Data shown:
* * * * *
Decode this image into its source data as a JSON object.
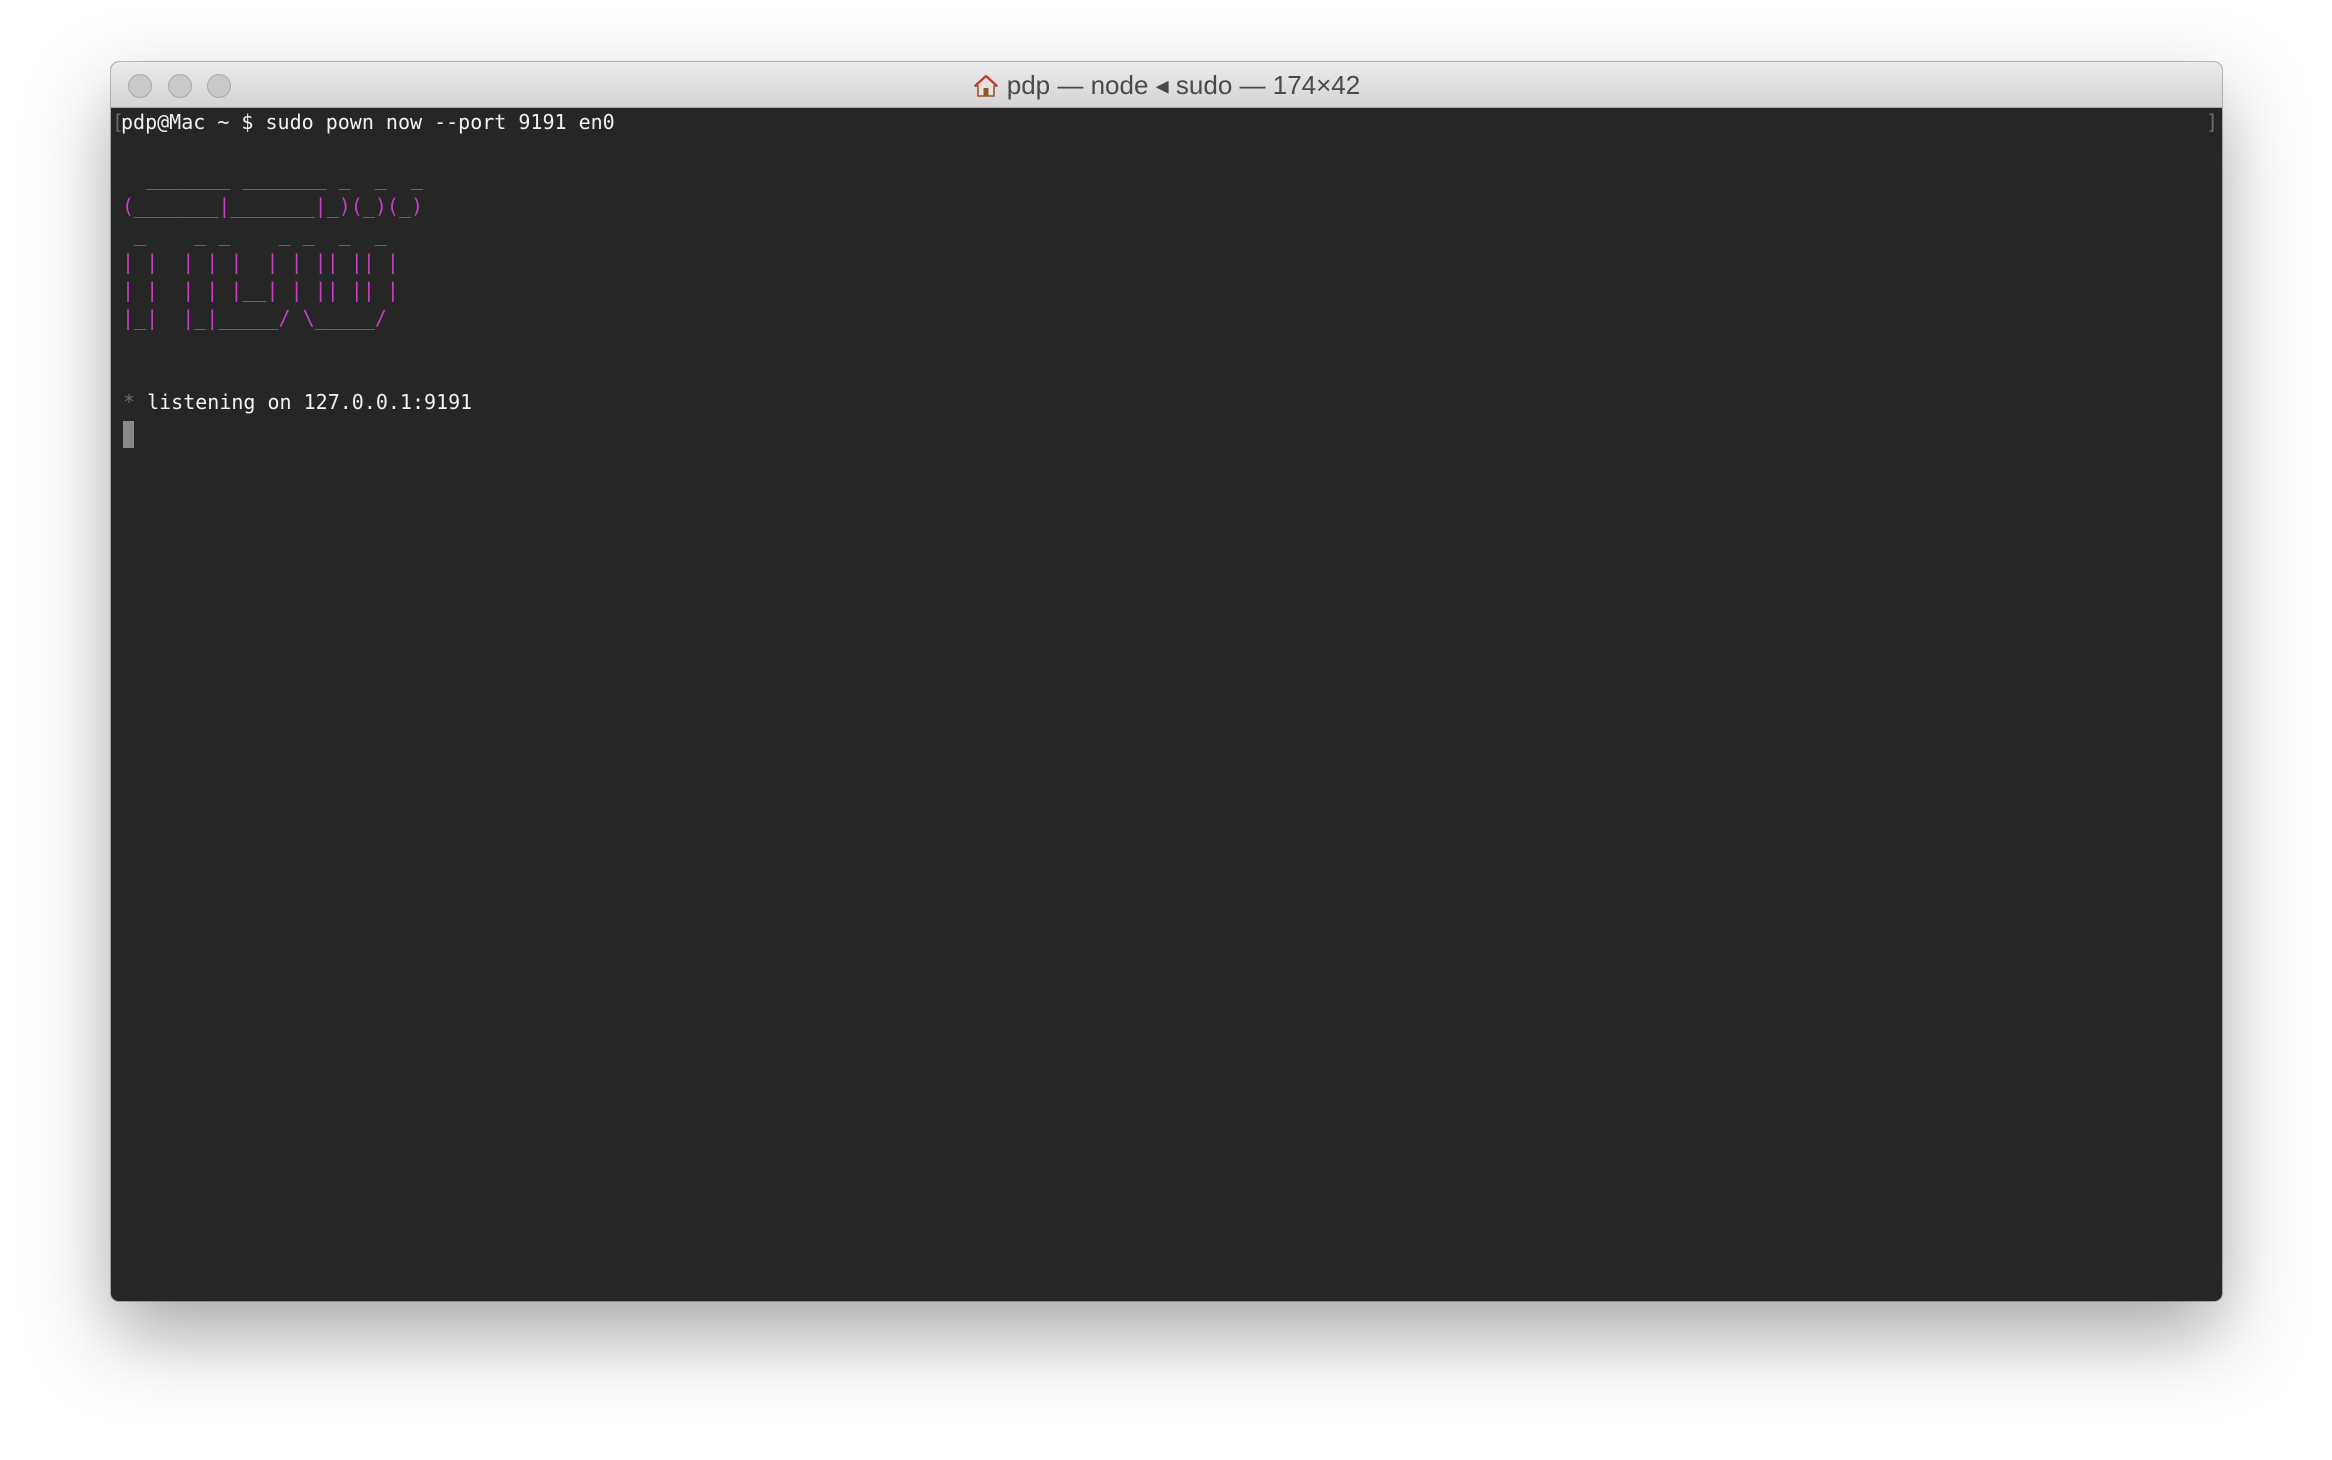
{
  "window": {
    "title": "pdp — node ◂ sudo — 174×42"
  },
  "icons": {
    "title_icon": "home-icon",
    "window_controls": [
      "close-button",
      "minimize-button",
      "zoom-button"
    ]
  },
  "terminal": {
    "prompt": "pdp@Mac ~ $",
    "command": "sudo pown now --port 9191 en0",
    "banner": "  _______ _______ _  _  _ \n(_______|_______|_)(_)(_)\n _    _ _    _ _  _  _ \n| |  | | |  | | || || |\n| |  | | |__| | || || |\n|_|  |_|_____/ \\_____/",
    "status_marker": "*",
    "status_text": "listening on 127.0.0.1:9191",
    "banner_color": "#c53ec5",
    "background_color": "#262626",
    "text_color": "#f2f2f2"
  }
}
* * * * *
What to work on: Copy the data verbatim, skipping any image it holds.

Your solution:
Decode this image into its source data as a JSON object.
{
  "window": {
    "title": "pdp — node ◂ sudo — 174×42"
  },
  "icons": {
    "title_icon": "home-icon",
    "window_controls": [
      "close-button",
      "minimize-button",
      "zoom-button"
    ]
  },
  "terminal": {
    "prompt": "pdp@Mac ~ $",
    "command": "sudo pown now --port 9191 en0",
    "banner": "  _______ _______ _  _  _ \n(_______|_______|_)(_)(_)\n _    _ _    _ _  _  _ \n| |  | | |  | | || || |\n| |  | | |__| | || || |\n|_|  |_|_____/ \\_____/",
    "status_marker": "*",
    "status_text": "listening on 127.0.0.1:9191",
    "banner_color": "#c53ec5",
    "background_color": "#262626",
    "text_color": "#f2f2f2"
  }
}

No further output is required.